The following Sunday, March 25, Delage will be joined by the film scholar Stuart Liebman for a discussion that compares and contrasts the ways the Eastern and Western allies documented the liberation of the camps.

We’ll also be celebrating Passover in our next season. To set the stage, on March 28,Sephardic master Gerard Edery will offer a pre-holiday program that draws from the musical traditions of Spain, North Africa, the Balkans, and beyond.

The following Sunday, April 1, we welcome back storytelling duo Play Me a Story for a retelling of the Exodus story for children 3 through 10.

April — T.S. Eliot’s “cruelest month” — is also National Poetry Month, which we’ll be marking with our ongoing celebration of poet Emma Lazarus. On April 11, smack in the middle of Passover, we’ll welcome a number of poets to the stage for readings and reflections on the themes of immigration and exodus.

The poet will also be the focus of a lecture by biographer Esther Schor on April 29.

On March 18, the focus will be less Lazarus’ life and more her afterlife. Three scholars and activists convened by the Jewish Women’s Archive will explore what the poet’s legacy was in the 20th century and what it is today.

But, like I said, what’s foremost on our minds these days is film, and there are few films generating more buzz these days than the forthcoming Hunger Games movie. To help get us into the apocalyptic spirit, on March 4, we’ll have a conversation with novelists Joshua Cohen and Ben Marcus on their most recent books, both of which depict distinctly Jewish dystopias.

image: Still from Solomon and Gaenor, courtesy of Sony Pictures Classics.

Thursday, February 2, 2012

What We're Reading Now: In the Garden of Beasts


This month, the staff book club had a special guest, our director, Dr. David G. Marwell, who filled us in on some behind-the-scenes intrigues and bigger-than-life personas featured in Erik Larson’s new narrative non-fiction book, In The Garden of Beasts: Love, Terror, and an American Family in Hitler’s Berlin.

The book is about William E. Dodd, who in 1933 became America’s first ambassador to Hitler’s Germany. A mild-mannered professor from Chicago, Dodd brings along his wife, son, and flamboyant daughter, Martha.
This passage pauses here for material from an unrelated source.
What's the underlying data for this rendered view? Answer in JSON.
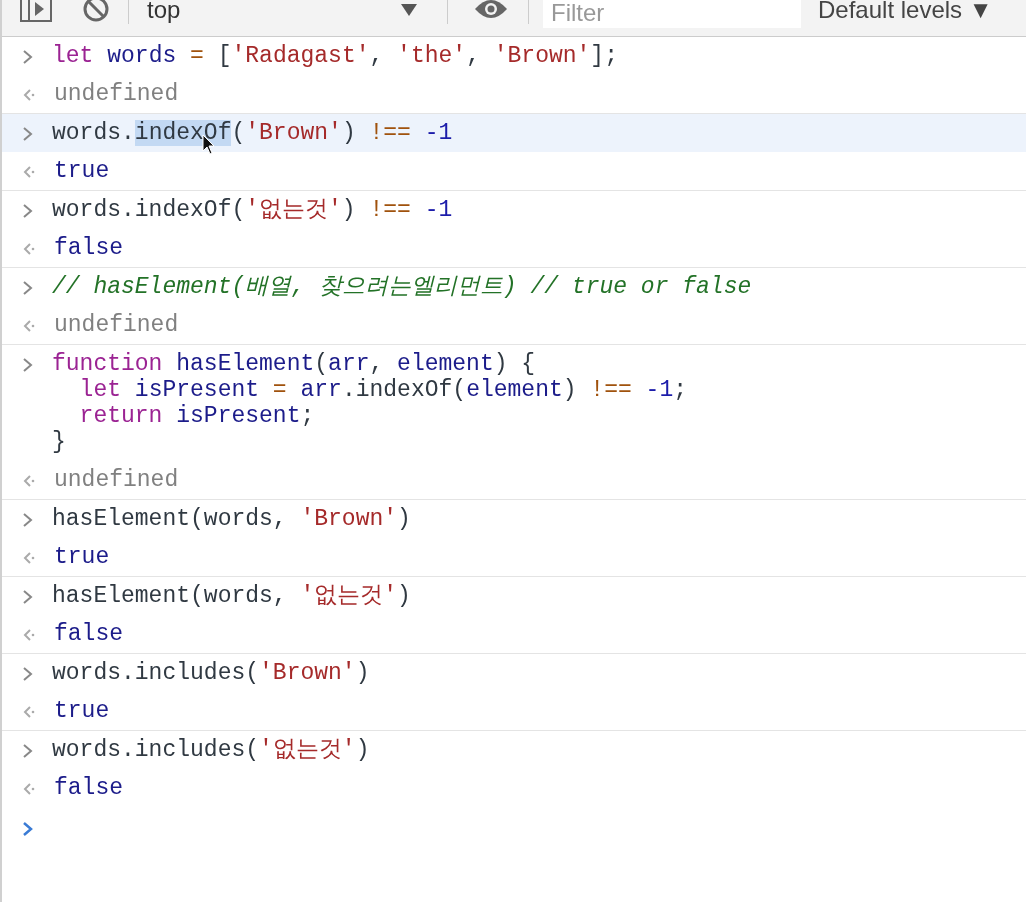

At first Martha is entranced by the parties and pomp, and the handsome young men of the Third Reich. But as evidence of Jewish persecution mounts, her father telegraphed his concerns to a largely indifferent State Department back home. Dodd watched with alarm as Jews were attacked, the press was censored, and drafts of frightening new laws began to circulate.

At our book club meeting, David helped draw an even fuller picture of the time period and of some of the men the Dodds encountered, including Ernst “Putzi” Hafstaengl, the subject of his doctoral dissertation. Hafstaengl, whom David met in the course of his research, was once a confidant of Hitler.

It was a fascinating conversation about a compelling subject, but even if you don’t have your own in-house expert, you can read along with us next month. We’ll be diving into a work of fiction, Mr. Rosenblum Dreams in English by Natasha Solomons.